QE Rugby Sevens: home team battles in the ‘group of death’ as Eton notches up tournament first

Sixty teams from leading schools across the country journeyed to Barnet for the 43rd annual Queen Elizabeth’s School Rugby Sevens Tournament.

Wimbledon College took the U16 Cup and Whitgift School won the U14 Cup, while Eton College achieved a tournament first, winning the Plate at both U14 and U16 level, after seeing off the challenge of Warwick School in both Plate finals.

Players had to contend with a full range of weather conditions, including blustery, gale-force winds, heavy rain, a little sunshine and even some sleet or snow towards the end of the day.

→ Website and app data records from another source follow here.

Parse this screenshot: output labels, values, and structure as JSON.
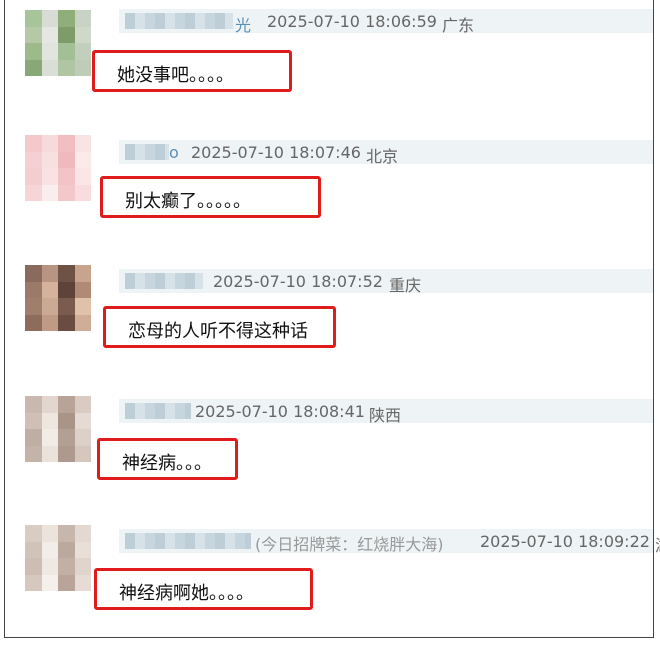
{
  "comments": [
    {
      "name_tail": "光",
      "timestamp": "2025-07-10 18:06:59",
      "location": "广东",
      "content": "她没事吧。。。。",
      "avatar_colors": [
        "#a8c49a",
        "#d7ddd4",
        "#8fae7a",
        "#c9d3c5",
        "#b5c9a6",
        "#e4e7e2",
        "#7d9c6a",
        "#cfd8c9",
        "#9cba8a",
        "#e0e5de",
        "#a3bf95",
        "#c2cfbc",
        "#88a877",
        "#d9dfd5",
        "#b0c6a3",
        "#bfcdb8"
      ]
    },
    {
      "name_tail": "o",
      "timestamp": "2025-07-10 18:07:46",
      "location": "北京",
      "content": "别太癫了。。。。。",
      "avatar_colors": [
        "#f3c9cc",
        "#f7dadb",
        "#f1bfc2",
        "#f9e4e5",
        "#f5d0d2",
        "#f8dfe0",
        "#f0b9bd",
        "#fbeaea",
        "#f4cdd0",
        "#f9e2e3",
        "#f2c4c7",
        "#fae6e7",
        "#f6d5d7",
        "#fbeced",
        "#f3c8cb",
        "#f8dcde"
      ]
    },
    {
      "name_tail": "",
      "timestamp": "2025-07-10 18:07:52",
      "location": "重庆",
      "content": "恋母的人听不得这种话",
      "avatar_colors": [
        "#8a6a5c",
        "#b89583",
        "#6f5246",
        "#c9a48d",
        "#9c7a69",
        "#d4b29c",
        "#5e4338",
        "#b08a74",
        "#a07e6c",
        "#caa995",
        "#7a5b4d",
        "#e0c2ab",
        "#8e6c5b",
        "#bf9b86",
        "#6a4c40",
        "#d0ad97"
      ]
    },
    {
      "name_tail": "",
      "timestamp": "2025-07-10 18:08:41",
      "location": "陕西",
      "content": "神经病。。。",
      "avatar_colors": [
        "#c8b8ae",
        "#e2d6ce",
        "#b7a398",
        "#d9cbc2",
        "#cfbfb5",
        "#efe6e0",
        "#a99488",
        "#e6dbd4",
        "#bfae a3",
        "#f2ebe6",
        "#b3a094",
        "#ddd0c8",
        "#c4b3a8",
        "#ebe2dc",
        "#ad998d",
        "#d5c7be"
      ]
    },
    {
      "name_tail": "",
      "reply_to": "(今日招牌菜：红烧胖大海)",
      "timestamp": "2025-07-10 18:09:22",
      "location": "湖",
      "content": "神经病啊她。。。。",
      "avatar_colors": [
        "#d9ccc3",
        "#ece3dd",
        "#c7b6ab",
        "#e4d9d2",
        "#d2c3b9",
        "#f3ede9",
        "#bca99d",
        "#e8dfd9",
        "#cdbdb2",
        "#efe8e3",
        "#c2b0a5",
        "#e0d4cc",
        "#d6c8bf",
        "#f5f0ec",
        "#b8a498",
        "#e6dcd5"
      ]
    }
  ]
}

QE’s Head of Rugby, James Clarke, who was the main organiser, thanked all the visitors for a good day’s rugby, adding: “It is a real QE community day, with staff, student helpers from Years 12 and Year 7, Friends of Queen Elizabeth’s and former staff all out in force to ensure that it runs smoothly.

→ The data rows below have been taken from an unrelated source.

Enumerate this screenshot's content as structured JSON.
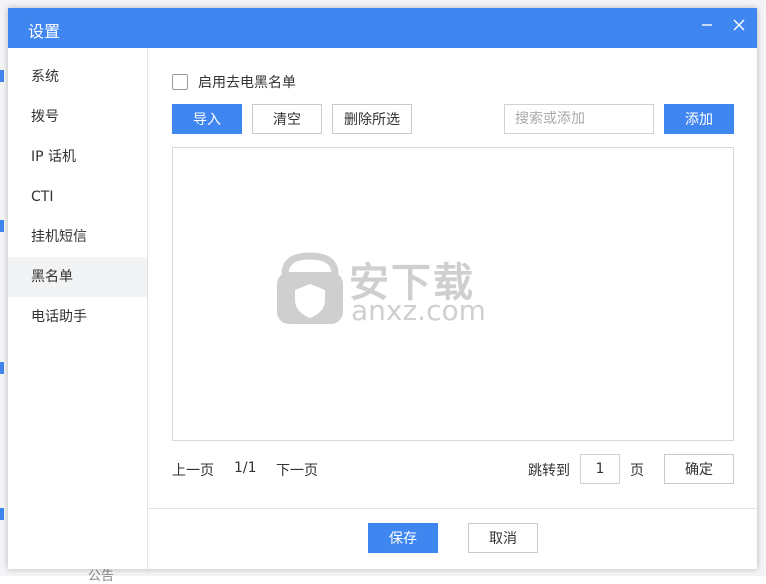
{
  "dialog": {
    "title": "设置",
    "colors": {
      "accent": "#3f86f0",
      "sidebar_active": "#f2f3f5",
      "border": "#d9d9d9"
    }
  },
  "sidebar": {
    "items": [
      {
        "label": "系统"
      },
      {
        "label": "拨号"
      },
      {
        "label": "IP 话机"
      },
      {
        "label": "CTI"
      },
      {
        "label": "挂机短信"
      },
      {
        "label": "黑名单",
        "active": true
      },
      {
        "label": "电话助手"
      }
    ]
  },
  "blacklist": {
    "enable_label": "启用去电黑名单",
    "enabled": false,
    "import_label": "导入",
    "clear_label": "清空",
    "delete_selected_label": "删除所选",
    "search_placeholder": "搜索或添加",
    "search_value": "",
    "add_label": "添加"
  },
  "watermark": {
    "cn": "安下载",
    "en": "anxz.com"
  },
  "pager": {
    "prev_label": "上一页",
    "page_info": "1/1",
    "next_label": "下一页",
    "jump_label": "跳转到",
    "jump_value": "1",
    "page_unit": "页",
    "confirm_label": "确定"
  },
  "footer": {
    "save_label": "保存",
    "cancel_label": "取消"
  },
  "background": {
    "footer_text": "公告"
  }
}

“So far as QE’s players are concerned, we had a tough draw. Our U16A team found themselves in what could in retrospect be considered the ‘group of death’, pitted against both the eventual Cup winners, Wimbledon, and the Plate winners, Eton. They nevertheless managed a 12-5 victory against the other member of the group, Woodbridge School, in their opening game. The U14s also had a tough day, but battled well throughout,” Mr Clarke (OE 1999–2004) said.

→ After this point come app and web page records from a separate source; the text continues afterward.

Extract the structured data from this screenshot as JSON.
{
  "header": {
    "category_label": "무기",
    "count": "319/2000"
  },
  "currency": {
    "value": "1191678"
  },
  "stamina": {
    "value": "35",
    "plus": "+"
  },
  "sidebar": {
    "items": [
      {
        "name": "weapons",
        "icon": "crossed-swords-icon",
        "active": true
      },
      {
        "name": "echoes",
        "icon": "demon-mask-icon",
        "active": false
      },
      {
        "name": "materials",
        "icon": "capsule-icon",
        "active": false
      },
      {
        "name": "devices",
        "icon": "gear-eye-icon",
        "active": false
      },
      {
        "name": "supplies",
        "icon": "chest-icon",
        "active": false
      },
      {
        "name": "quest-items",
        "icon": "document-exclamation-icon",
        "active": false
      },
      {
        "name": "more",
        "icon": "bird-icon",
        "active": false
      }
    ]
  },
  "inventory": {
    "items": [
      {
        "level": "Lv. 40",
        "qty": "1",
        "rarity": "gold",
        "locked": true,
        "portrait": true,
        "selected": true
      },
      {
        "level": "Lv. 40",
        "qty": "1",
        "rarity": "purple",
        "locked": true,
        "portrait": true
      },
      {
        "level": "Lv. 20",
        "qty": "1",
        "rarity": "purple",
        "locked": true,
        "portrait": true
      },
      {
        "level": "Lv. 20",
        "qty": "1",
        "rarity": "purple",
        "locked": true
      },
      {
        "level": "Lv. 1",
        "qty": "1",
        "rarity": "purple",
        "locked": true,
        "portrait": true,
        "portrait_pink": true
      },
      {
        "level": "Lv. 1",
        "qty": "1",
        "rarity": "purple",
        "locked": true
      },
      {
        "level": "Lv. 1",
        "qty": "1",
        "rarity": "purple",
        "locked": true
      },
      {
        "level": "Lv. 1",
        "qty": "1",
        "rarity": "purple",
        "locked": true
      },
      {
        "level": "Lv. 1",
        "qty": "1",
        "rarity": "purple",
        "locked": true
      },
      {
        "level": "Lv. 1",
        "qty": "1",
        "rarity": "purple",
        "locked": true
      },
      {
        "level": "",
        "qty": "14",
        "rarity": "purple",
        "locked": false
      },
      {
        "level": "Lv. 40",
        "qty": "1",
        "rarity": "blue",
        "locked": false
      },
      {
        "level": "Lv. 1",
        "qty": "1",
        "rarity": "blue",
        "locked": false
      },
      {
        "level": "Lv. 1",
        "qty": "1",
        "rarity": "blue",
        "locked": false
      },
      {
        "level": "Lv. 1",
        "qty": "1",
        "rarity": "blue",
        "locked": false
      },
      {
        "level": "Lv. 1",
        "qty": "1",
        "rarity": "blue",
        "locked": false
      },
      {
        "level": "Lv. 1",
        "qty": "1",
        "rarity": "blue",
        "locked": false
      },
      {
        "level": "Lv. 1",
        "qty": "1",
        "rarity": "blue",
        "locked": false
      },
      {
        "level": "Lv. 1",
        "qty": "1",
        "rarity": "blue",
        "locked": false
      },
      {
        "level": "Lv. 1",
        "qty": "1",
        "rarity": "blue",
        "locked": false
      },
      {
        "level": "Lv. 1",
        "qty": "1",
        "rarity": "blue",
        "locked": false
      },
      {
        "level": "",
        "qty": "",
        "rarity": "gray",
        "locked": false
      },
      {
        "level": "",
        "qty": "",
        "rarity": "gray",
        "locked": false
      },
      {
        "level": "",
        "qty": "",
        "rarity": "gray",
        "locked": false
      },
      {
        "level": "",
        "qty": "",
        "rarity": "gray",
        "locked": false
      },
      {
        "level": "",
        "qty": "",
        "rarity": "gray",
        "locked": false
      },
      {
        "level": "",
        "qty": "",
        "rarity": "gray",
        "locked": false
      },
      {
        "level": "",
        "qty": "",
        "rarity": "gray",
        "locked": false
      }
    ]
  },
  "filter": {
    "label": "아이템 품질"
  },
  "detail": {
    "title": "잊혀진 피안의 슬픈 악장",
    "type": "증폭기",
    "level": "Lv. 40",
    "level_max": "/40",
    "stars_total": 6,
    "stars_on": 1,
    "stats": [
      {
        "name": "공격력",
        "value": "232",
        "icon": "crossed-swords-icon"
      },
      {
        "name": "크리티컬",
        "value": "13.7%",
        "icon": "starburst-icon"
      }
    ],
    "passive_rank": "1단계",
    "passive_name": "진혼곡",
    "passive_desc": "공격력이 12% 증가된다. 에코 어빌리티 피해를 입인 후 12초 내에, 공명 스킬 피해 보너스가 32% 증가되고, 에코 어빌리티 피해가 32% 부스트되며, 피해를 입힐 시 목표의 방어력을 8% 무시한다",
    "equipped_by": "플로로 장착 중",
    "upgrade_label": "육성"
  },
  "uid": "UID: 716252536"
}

The tournament was established in 1976 by Dave Maughan, who was QE’s Head of PE/Games from 1974–2003. He returned to the School once again this year to support the running of competition.

The first tournaments, from 1977–1981, were played at the Old Elizabethans RFC at Gypsy Corner and were mainly for schools from Hertfordshire, featuring A & B teams from both age groups. In 1982, the tournament relocated to the School pitches, and the Byng Road pitches of Barnet RFC (now the Barnet Elizabethans RFC, following a merger between the two clubs in 1997). By then, the event was becoming popular with schools across a wider area. 1983 saw it reach its present size of 32 teams in each age group, with participants from across England and Wales, including QE’s A & B sides at U14 and U16 level.

Eight of the nine pitches used are on clay soils, so conditions can frequently get muddy. The finals are played on pitches 1 and 2 at the front of the School.

In the tournament’s history, notable achievements have included:

  • Two occasions on which schools ‘did the double’, winning both the U14 and U16 events – Eltham College in 1986 and Wellington College in 2017
  • Consecutive wins – a feat achieved only once, when St Paul’s School took the U14 trophy in both 2003 and 2004
  • Victories by schools to take the U14 title and then later the U16 Cup. QE achieved this in 1977 and 1979. Others who have followed suit include Wellington College, who did in twice (2000 & 2002; 2015 & 2017); London Oratory School (1998 & 2000); Wimbledon College (2005 & 2007), and Gowerton School, Wales (2012 & 2014).